Can You Use Soap and Water to Clean Suede Shoes?
Using soap and water on suede shoes is generally not advised. Remember, we don’t want to get suede wet! We’re harping on it because it’s one of the most frequent mistakes we see with customers we service with our cleaning company, do not use water to clean suede! Water can cause the suede to lose its texture and soap can leave residue. Stick to products specifically designed for suede cleaning.
Can You Clean Suede Shoes with Baking Soda?
Baking soda can be used to remove odors from suede shoes. Sprinkle it inside the shoes and let it sit overnight before brushing it out. However, it’s not effective for stain removal on the suede’s surface.
Suede, like many materials, can absorb odors over time, whether from sweat, environmental factors, or spills. Baking soda is a natural odor neutralizer. When sprinkled over the surface of suede, it works by absorbing these odors, leaving the material smelling fresher. This is particularly useful for items like suede shoes or jackets that may acquire a musty or stale smell.
Removing Light Soiling
Baking soda can also help in lifting light soiling from the suede’s surface. Its slightly abrasive nature allows it to gently dislodge dirt particles without damaging the delicate nap of the suede.
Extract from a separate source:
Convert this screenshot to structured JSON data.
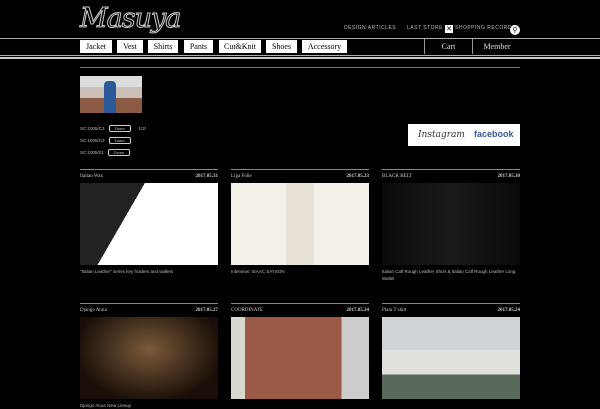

However, this should be done with caution, using a minimal amount and gently brushing it off to avoid any potential abrasion to the suede.
How to Use Baking Soda on Suede
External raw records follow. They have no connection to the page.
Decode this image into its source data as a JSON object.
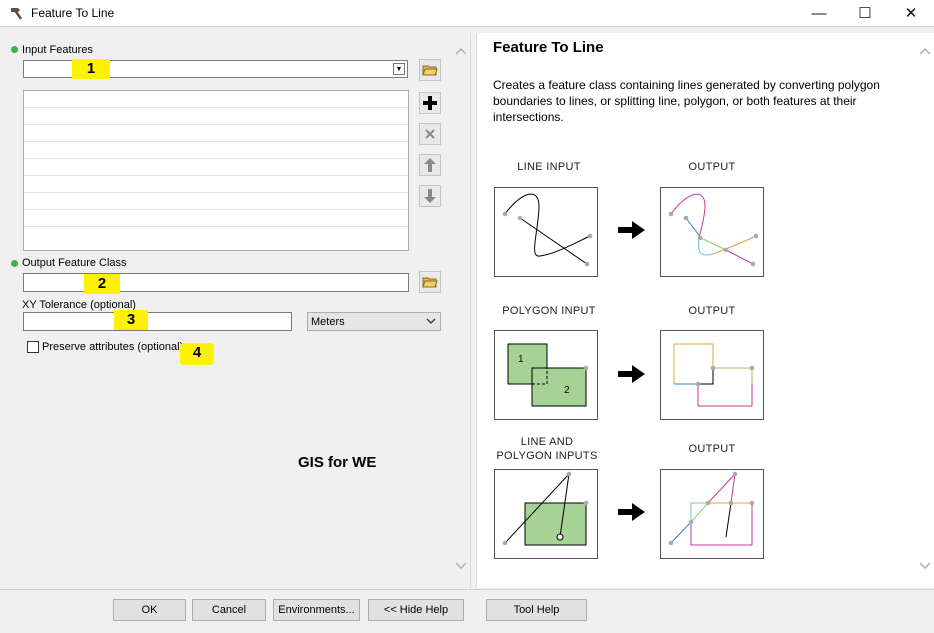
{
  "window": {
    "title": "Feature To Line",
    "icon": "hammer-icon",
    "controls": {
      "minimize": "—",
      "maximize": "☐",
      "close": "✕"
    }
  },
  "form": {
    "input_features_label": "Input Features",
    "input_features_value": "",
    "output_class_label": "Output Feature Class",
    "output_class_value": "",
    "xy_tolerance_label": "XY Tolerance (optional)",
    "xy_tolerance_value": "",
    "units_value": "Meters",
    "preserve_label": "Preserve attributes (optional)",
    "preserve_checked": false
  },
  "annotations": {
    "a1": "1",
    "a2": "2",
    "a3": "3",
    "a4": "4",
    "watermark": "GIS for WE"
  },
  "help": {
    "title": "Feature To Line",
    "description": "Creates a feature class containing lines generated by converting polygon boundaries to lines, or splitting line, polygon, or both features at their intersections.",
    "diagrams": {
      "line_input": "LINE INPUT",
      "polygon_input": "POLYGON INPUT",
      "line_polygon_input": "LINE AND POLYGON INPUTS",
      "output": "OUTPUT",
      "poly_label_1": "1",
      "poly_label_2": "2"
    }
  },
  "buttons": {
    "ok": "OK",
    "cancel": "Cancel",
    "environments": "Environments...",
    "hide_help": "<< Hide Help",
    "tool_help": "Tool Help"
  },
  "colors": {
    "annotation_highlight": "#fff200",
    "required_dot": "#37b24d",
    "polygon_fill": "#a6d395"
  }
}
- Apply Baking Soda: Lightly sprinkle a thin layer of baking soda over the suede. If dealing with a specific spot or stain, concentrate the baking soda on that area.
- Let It Sit: Allow the baking soda to sit on the suede for several hours, or even overnight. This duration gives it ample time to absorb odors and lift light stains.
- Brush Off: Using a suede brush, gently brush off the baking soda. This not only removes the baking soda but also helps in lifting away the dirt and restoring the nap of the suede.
- Repeat if Necessary: For persistent odors or soiling, the process can be repeated.
How Do You Clean Light-colored Suede?
Light-colored suede shows stains more easily. For regular maintenance, use a suede brush gently. For stains, a mixture of white vinegar and water applied with a soft cloth can be effective. Always test any cleaning method on an inconspicuous area first.
How Do You Moisturize Suede?
Moisturizing suede helps maintain its softness and prevent cracking. Use a suede conditioner, applying it lightly with a soft cloth. Avoid over-saturating the suede. Let it dry naturally and then brush gently to restore the nap.
By following these tips and methods, you can effectively clean and maintain your suede items, keeping them looking fresh and new for years to come. Remember, when in doubt, especially for expensive or cherished suede items, consulting a professional cleaner is always a safe choice.
Our team of copywriters thoroughly researched all methods of cleaning suede. After finalizing the initial draft, our senior editor proofread and reviewed the article. Finally, our editorial team collaborated with a team of our very own professional cleaners to confirm all details, recommendations, and suggestions are accurate. We aim to ensure factual accuracy.